Any effect that assisted reproduction technology has on babies' genes is largely corrected by adulthood, new research led by the Murdoch Children's Research Institute has found.
Published in the latest edition of Nature Communications, the study* found events that occur in early development, including ovarian stimulation, manipulation of the embryo and the extra hormones common in fertility treatment cycles, can impact gene health or epigenetics but these effects are short lived.
Epigenetics is a process that controls how genes are turned on and off. Diet and other external environmental influences can play a role in this gene expression.

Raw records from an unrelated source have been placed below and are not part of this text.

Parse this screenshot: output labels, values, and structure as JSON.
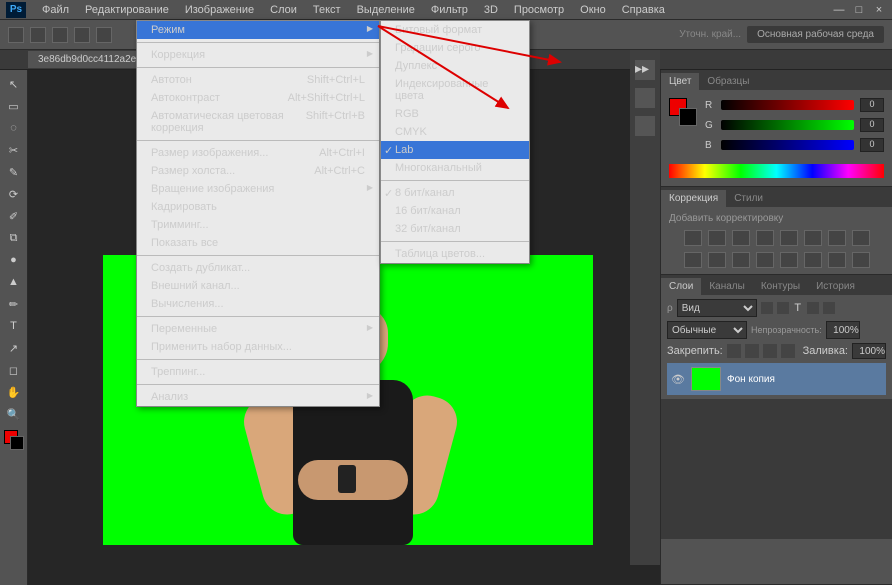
{
  "app": {
    "logo": "Ps"
  },
  "menu": [
    "Файл",
    "Редактирование",
    "Изображение",
    "Слои",
    "Текст",
    "Выделение",
    "Фильтр",
    "3D",
    "Просмотр",
    "Окно",
    "Справка"
  ],
  "doc_tab": "3e86db9d0cc4112a2e4d3c6f...",
  "optbar": {
    "hint": "Уточн. край...",
    "workspace": "Основная рабочая среда"
  },
  "dropdown_main": [
    {
      "label": "Режим",
      "arrow": true,
      "hl": true
    },
    {
      "sep": true
    },
    {
      "label": "Коррекция",
      "arrow": true
    },
    {
      "sep": true
    },
    {
      "label": "Автотон",
      "sc": "Shift+Ctrl+L"
    },
    {
      "label": "Автоконтраст",
      "sc": "Alt+Shift+Ctrl+L"
    },
    {
      "label": "Автоматическая цветовая коррекция",
      "sc": "Shift+Ctrl+B",
      "disabled": true
    },
    {
      "sep": true
    },
    {
      "label": "Размер изображения...",
      "sc": "Alt+Ctrl+I"
    },
    {
      "label": "Размер холста...",
      "sc": "Alt+Ctrl+C"
    },
    {
      "label": "Вращение изображения",
      "arrow": true
    },
    {
      "label": "Кадрировать",
      "disabled": true
    },
    {
      "label": "Тримминг..."
    },
    {
      "label": "Показать все"
    },
    {
      "sep": true
    },
    {
      "label": "Создать дубликат..."
    },
    {
      "label": "Внешний канал..."
    },
    {
      "label": "Вычисления..."
    },
    {
      "sep": true
    },
    {
      "label": "Переменные",
      "arrow": true,
      "disabled": true
    },
    {
      "label": "Применить набор данных...",
      "disabled": true
    },
    {
      "sep": true
    },
    {
      "label": "Треппинг...",
      "disabled": true
    },
    {
      "sep": true
    },
    {
      "label": "Анализ",
      "arrow": true
    }
  ],
  "dropdown_sub": [
    {
      "label": "Битовый формат",
      "disabled": true
    },
    {
      "label": "Градации серого"
    },
    {
      "label": "Дуплекс",
      "disabled": true
    },
    {
      "label": "Индексированные цвета",
      "disabled": true
    },
    {
      "label": "RGB"
    },
    {
      "label": "CMYK"
    },
    {
      "label": "Lab",
      "hl": true,
      "chk": true
    },
    {
      "label": "Многоканальный"
    },
    {
      "sep": true
    },
    {
      "label": "8 бит/канал",
      "chk": true
    },
    {
      "label": "16 бит/канал"
    },
    {
      "label": "32 бит/канал",
      "disabled": true
    },
    {
      "sep": true
    },
    {
      "label": "Таблица цветов...",
      "disabled": true
    }
  ],
  "panels": {
    "color": {
      "tabs": [
        "Цвет",
        "Образцы"
      ],
      "r": "R",
      "g": "G",
      "b": "B",
      "rv": "0",
      "gv": "0",
      "bv": "0"
    },
    "adj": {
      "tabs": [
        "Коррекция",
        "Стили"
      ],
      "title": "Добавить корректировку"
    },
    "layers": {
      "tabs": [
        "Слои",
        "Каналы",
        "Контуры",
        "История"
      ],
      "kind": "Вид",
      "blend": "Обычные",
      "opacity_lbl": "Непрозрачность:",
      "opacity": "100%",
      "lock_lbl": "Закрепить:",
      "fill_lbl": "Заливка:",
      "fill": "100%",
      "layer_name": "Фон копия"
    }
  },
  "tools": [
    "↖",
    "▭",
    "◌",
    "✂",
    "✎",
    "⟳",
    "✐",
    "⧉",
    "●",
    "▲",
    "✏",
    "T",
    "↗",
    "◻",
    "✋",
    "🔍"
  ]
}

The study was designed to see how often epigenetic changes occur due to assisted reproduction technology and whether there were any differences in these changes from birth to adulthood.
"In two independent groups, we found the same effects of assisted reproduction on genes when examining heel prick blood spots collected soon after birth," study senior MCRI Professor Richard Saffery says. "These epigenetic changes were not evident in the adult blood samples."
MCRI Professor Jane Halliday, who established the cohort, and has studied the health of these individuals in adulthood, said assisted conception is linked to a small increased risk of preterm birth, low birth weight, being small for gestational age or perinatal mortality.
"Given the interventions associated with assisted reproduction technology at the time of conception, there were concerns that epigenetic changes may be taking place, silencing important genes and resulting in a heightened risk of health problems," she says.
More than seven million people around the world, including more than 200,000 people in Australia have been conceived through assisted reproduction technology since 1978.
Dr Boris Novakovic, who performed most of the analysis for the study, says that despite the expansion of assisted reproduction technology worldwide, few studies have investigated the potential underlying effects on genes.
"Previous studies have found some epigenetic changes in embryos grown in labs. However, no study has looked for these changes in the same individuals at birth and adulthood as we have done," he says.
"Our results are reassuring for families as they suggest that environment and lifestyle experienced from birth can repair any epigenetic deviations associated with fertility treatments."
The study looked at a cohort of 158 Australians aged 22-35 years conceived through assisted reproduction technology (IVF and GIFT**) and 75 people conceived naturally.
Dr Novakovic says more studies of larger sample sizes are needed in order to replicate the current findings.
Researchers from the University of Melbourne, Monash University, University of Turku, Turku University Hospital, Victorian Assisted Reproductive Treatment Authority, The Royal Women's Hospital, The Royal Children's Hospital, Hudson Institute of Medical Research, and the Monash IVF Group also contributed to the findings.
*Publication: Boris Novakovic, Sharon Lewis, Jane Halliday, Joanne Kennedy, David P Burgner, Anne Czajko, B Kim, Alex Sexton-Oates, Markus Juonala, Karin Hammarberg, David J Amor, Lex W Doyle, Sarah Ranganathan, Liam Welsh, Michael Cheung, John McBain, Robert McLachlan and Richard Saffery. 'Assisted reproductive technologies induce limited epigenetic variation at birth that largely resolves by adulthood', Nature Communications.
**80 per cent of participants were born using IVF and 20 per cent using GIFT. GIFT involves removing a woman's eggs, mixing them with sperm, and immediately placing them into a fallopian tube, unlike IVF where the fertilised egg is grown in a lab for a few days before being transferred to the womb.